In August, I injured my back--poor timing indeed with canning to do, tomatoes to pick, lawns to mow, and a family beach day on the calendar. Nevertheless, I know the drill: ice, rest, ibuprofen, repeat. I can cheat and be "more productive," but, when I do, I'm just slowing down the healing process. Which makes… Continue reading What Do You Hope to Gain When You’re Neglecting the Care of Your Soul?
Armed with passwords and last year’s tax forms, we gathered at the dining room table with my youngest son and his new wife. They had asked for help in the annual ritual of completing the FAFSA, the Free Application for Federal Student Aid, which college students must submit in order to qualify for scholarships of… Continue reading Mothering Ourselves Out of a Job: Launching Our Children into Adulthood with Joy
Hope has become one of those words that might show up on a couch pillow or stenciled onto a wall hanging. We’ve domesticated the word, taming it until it’s become a floating, sentimental abstraction: "Faith, hope, and love... now you may kiss the bride." The truth is that hope is our lifeline, but we do… Continue reading The Peril of Hoping in Hope and the Solid Joy of a Better Hope
Sunday Scripture Yesterday, the earthly remains of my Uncle Paul were committed to the earth, ashes to ashes, dust to dust. The Canadian border is still closed, so I was unable to be there, but my dear Auntie Dawn attended to that by including one of my poems in the program, and it will be… Continue reading A Fond Father’s Day Farewell to a Family Patriarch
In this first week of January, I am already ignoring one of my every-year resolutions--the one where I promise myself not to use up all the lines in my planner every single day with things to do and places to go. There's something so freeing about white space in those tight little squares that represent… Continue reading What Keeps You from Being a Feather on the Breath of God?

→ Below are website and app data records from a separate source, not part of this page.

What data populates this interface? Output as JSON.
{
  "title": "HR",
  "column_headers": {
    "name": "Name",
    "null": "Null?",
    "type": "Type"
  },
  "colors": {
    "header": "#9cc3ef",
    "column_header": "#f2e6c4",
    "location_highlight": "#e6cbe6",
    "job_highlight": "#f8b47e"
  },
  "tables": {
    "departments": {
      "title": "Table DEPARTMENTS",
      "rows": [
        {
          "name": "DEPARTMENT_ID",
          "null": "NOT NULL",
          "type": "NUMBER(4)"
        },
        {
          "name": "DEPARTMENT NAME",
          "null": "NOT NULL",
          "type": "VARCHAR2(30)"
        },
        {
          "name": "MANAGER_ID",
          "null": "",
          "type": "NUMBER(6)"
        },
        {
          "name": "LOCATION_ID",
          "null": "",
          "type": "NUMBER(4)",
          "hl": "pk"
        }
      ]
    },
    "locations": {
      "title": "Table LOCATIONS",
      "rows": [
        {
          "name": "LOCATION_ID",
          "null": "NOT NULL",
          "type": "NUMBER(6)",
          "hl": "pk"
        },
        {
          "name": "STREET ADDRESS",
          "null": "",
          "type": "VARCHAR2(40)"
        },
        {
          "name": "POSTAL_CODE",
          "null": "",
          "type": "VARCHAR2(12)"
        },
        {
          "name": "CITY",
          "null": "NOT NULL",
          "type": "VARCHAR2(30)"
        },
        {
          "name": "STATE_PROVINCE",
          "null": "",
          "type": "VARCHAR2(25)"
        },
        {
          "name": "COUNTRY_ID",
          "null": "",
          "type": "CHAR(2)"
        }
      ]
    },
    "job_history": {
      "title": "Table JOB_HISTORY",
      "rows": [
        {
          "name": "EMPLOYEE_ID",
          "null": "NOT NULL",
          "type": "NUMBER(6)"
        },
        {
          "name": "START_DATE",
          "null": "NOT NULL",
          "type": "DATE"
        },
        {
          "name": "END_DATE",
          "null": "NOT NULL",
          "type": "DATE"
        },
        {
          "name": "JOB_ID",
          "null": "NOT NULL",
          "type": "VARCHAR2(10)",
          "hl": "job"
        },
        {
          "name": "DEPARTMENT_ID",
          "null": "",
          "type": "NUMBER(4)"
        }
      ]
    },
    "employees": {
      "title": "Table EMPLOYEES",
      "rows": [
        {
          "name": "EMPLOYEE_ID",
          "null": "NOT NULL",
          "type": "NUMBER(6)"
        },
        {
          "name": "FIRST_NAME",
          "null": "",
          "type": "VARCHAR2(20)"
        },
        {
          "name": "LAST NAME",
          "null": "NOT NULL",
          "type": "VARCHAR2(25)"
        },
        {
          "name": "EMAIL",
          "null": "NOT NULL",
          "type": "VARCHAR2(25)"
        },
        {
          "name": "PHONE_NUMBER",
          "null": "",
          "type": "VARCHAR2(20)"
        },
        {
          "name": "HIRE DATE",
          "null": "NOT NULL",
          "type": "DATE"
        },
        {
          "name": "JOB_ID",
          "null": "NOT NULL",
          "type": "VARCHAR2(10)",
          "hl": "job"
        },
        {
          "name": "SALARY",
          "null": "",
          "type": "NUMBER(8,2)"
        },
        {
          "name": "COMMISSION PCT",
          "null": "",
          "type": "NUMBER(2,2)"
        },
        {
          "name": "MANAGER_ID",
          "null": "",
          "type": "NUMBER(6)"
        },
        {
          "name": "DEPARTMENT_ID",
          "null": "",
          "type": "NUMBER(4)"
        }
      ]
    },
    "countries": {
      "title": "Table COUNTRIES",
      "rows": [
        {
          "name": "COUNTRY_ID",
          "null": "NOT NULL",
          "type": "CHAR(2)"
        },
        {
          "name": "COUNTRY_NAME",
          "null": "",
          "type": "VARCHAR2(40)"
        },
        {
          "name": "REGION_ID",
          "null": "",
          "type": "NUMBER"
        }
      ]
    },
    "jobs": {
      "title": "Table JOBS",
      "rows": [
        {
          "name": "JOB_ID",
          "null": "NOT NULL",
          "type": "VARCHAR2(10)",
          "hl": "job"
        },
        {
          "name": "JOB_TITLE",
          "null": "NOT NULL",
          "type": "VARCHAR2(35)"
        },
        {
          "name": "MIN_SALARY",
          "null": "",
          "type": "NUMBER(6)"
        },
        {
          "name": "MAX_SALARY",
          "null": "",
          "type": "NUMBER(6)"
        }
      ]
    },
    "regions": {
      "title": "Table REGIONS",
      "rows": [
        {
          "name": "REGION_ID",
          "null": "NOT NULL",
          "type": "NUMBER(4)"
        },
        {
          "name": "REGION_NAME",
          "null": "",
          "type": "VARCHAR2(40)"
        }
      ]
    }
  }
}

According to Richard Rohr, the prophets in a social structure stand off-center in a place of observation. Their position on "the edge of inside" affords them a view that is informed and yet independent. From this vantage point, the Apostle John was given the divine direction: "Write what you see." And he saw plenty. At… Continue reading Standing on the Edge of Inside
It's been a long time since I browsed in a Christian bookstore. They're exceptionally rare here in Maine, but on one of my last excursions, I inquired about the poetry section hoping to lay hands on something by Luci Shaw or Marjorie Maddox. Alas, it was not to be on this day. "We don't carry… Continue reading A Literary Pursuit of Beauty, Grace, and Truth
In times of danger and disaster throughout history, true believers have made their mark by running toward the darkness. Whether it was a plague in second century Rome or a twenty-first century hurricane in America's deep south, if we follow Mr. Rogers's advice and "look for the helpers," we might be surprised by how many… Continue reading Run Toward the Darkness with Borrowed Light
C.S. Lewis described the human condition as a process of always becoming more of what we already are. These are cautionary words for me at this point in middle age, particularly as I consider the possibilities. In Lewis's The Great Divorce, the Teacher speaks regretfully of a seemingly harmless woman who has come to the end of… Continue reading Half Way to Entirely
Welcome the peaceful signs of this new season by Beating your swords into plowshares. Then go till up a garden! Beat those blades back into swords again And do battle against an ensnaring sin. Don't be anxious about What is coming or What might come. Pick a bouquet just for today's table. Turn regret on… Continue reading Welcome a New Season of Peaceful Change